Does that just sound like a bunch of noise to you? Try a good pair of noise-cancelling headphones to help enjoy silence while you write.

5.  Avoid distractions.
This one is obvious. As writers who love to write, we often find ourselves fostering counter-productive habits and behaviors. Trust me, you won't find inspiration by browsing Facebook. Hopping on Twitter to see what other writers have for word count won't help either. Pinterest, as fun as eye-candy pins can be, probably won't put more words on the page either. Remember, you want to be a writer.

You can do this. Don't let silly detours eat up your writing time! There are tools and utilities you can use to help limit your virtual work space if you find yourself lacking self control.

Some tools highlighted in this LifeHacker article might help:
(None of these links are affiliate links, to my knowledge.)
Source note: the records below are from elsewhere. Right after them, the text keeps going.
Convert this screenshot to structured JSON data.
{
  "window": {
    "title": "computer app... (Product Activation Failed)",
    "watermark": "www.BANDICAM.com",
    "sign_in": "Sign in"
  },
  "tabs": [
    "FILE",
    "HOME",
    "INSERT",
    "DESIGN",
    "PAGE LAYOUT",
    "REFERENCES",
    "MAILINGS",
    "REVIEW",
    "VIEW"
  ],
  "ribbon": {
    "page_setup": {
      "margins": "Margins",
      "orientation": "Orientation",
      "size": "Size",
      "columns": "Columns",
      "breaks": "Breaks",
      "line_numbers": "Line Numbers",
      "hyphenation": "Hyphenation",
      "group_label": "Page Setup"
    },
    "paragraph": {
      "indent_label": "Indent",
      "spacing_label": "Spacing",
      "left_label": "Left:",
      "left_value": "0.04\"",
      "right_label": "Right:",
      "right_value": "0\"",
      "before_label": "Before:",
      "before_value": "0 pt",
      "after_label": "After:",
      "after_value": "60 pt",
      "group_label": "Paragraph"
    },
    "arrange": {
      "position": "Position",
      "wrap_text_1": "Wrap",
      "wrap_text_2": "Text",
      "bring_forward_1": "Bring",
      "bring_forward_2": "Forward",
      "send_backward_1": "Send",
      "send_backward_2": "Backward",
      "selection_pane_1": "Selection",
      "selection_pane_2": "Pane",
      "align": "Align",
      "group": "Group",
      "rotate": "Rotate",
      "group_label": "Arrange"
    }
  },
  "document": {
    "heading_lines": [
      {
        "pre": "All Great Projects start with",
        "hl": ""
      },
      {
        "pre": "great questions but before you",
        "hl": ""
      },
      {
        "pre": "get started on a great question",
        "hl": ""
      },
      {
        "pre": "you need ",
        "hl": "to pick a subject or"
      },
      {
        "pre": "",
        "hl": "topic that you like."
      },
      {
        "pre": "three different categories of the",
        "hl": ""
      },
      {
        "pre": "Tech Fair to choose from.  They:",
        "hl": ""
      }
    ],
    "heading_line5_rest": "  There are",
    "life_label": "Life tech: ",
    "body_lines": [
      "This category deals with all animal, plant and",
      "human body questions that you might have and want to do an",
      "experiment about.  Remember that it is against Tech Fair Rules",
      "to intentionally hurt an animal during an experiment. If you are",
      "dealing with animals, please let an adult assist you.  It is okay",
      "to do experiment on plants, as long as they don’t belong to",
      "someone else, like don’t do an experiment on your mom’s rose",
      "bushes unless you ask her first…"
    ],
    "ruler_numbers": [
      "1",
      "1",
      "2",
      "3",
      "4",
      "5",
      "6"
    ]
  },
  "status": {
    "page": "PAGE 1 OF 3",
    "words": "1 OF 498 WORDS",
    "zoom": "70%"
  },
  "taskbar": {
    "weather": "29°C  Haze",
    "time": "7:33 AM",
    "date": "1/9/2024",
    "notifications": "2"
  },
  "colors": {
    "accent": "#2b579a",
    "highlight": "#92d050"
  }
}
And, of course, you can't forget about Scrivener (Official sponsor of NaNoWriMo!) 
I personally love Scrivener and it includes a beautiful full screen mode. It also has a handy name generator, word count tally (and even session-based word count), and allows you to store your notes and inspirations alongside your writing with easy compilation features to generate formats for specific markets. It's awesome, even if there is a bit of a learning curve for some of the more advanced features (which you don't need to use at all for the software to prove worthwhile).

Literature and Latte, the makers of Scrivener, provide a lengthy tutorial and helpful videos to dive into once you've hit that word count. If you're looking for some more advanced training, third party Scrivener users have put together some amazing paid Scrivener training resources

It isn't necessary, but it might prove helpful if you really want to sit down and learn all the ins and outs and special tricks once NaNoWriMo is complete. (This is an affiliate link, though most users will find the program's basic functionality far exceeds many other products on the market and the additional paid training by third-party users isn't required.)



Friday, October 30, 2015

The New HuntingTheMuse

Well, here we are on the cusp of an amazing new adventure. After doing some serious soul searching about how I've approached my writing efforts over the years, I've decided to delineate my personal writing endeavors from my desire to share creative writing insights.

You'll find most of my personal writing over at www.rbradyfrost.com, while the majority of my helpful writing posts will be found here at HuntingTheMuse.com.

Why am I doing this? There are a couple reasons, really.

If you look back at some of the posts on this blog, you'll probably see that while I had some decent interaction, I always craved the attention of those closest to me. Being able to see the web stats, I was faced with the sad truth that my real target audience didn't include the people I thought it would.

The longer this expectation mismatch went on, the more I became disillusioned with what I wanted from my writing. I got sidetracked. I no longer hunted the muse, I hunted affection from those who couldn't give it.

That's why I'm going to make a change here. Just as I need to adjust my own audience expectations, I also hope to help others as they choose to hunt the muse rather than chasing phantoms and ghosts.

It will take time to build an audience again, but I hope my efforts will prove worthwhile, if even only as a reminder to myself that writing has to be the forefront of my efforts. By re-acquiring the original domain name, any old links out there still referencing the content on this blog will once again become active. While I doubt there are many left, any little bit counts.

So as we move forward, you know what you can expect of me and this domain. I promise there won't be any more posts pining for attention. I will strive to share what I've learned about writing and I'll do my best to help you in your pursuit of your muse.

For all you NaNoWriMo participants out there, best of luck! I really look forward to reading about your experiences this year while I work on other projects. Seeing and hearing about so many people writing toward their goals inspires me. You're awesome and don't you forget it!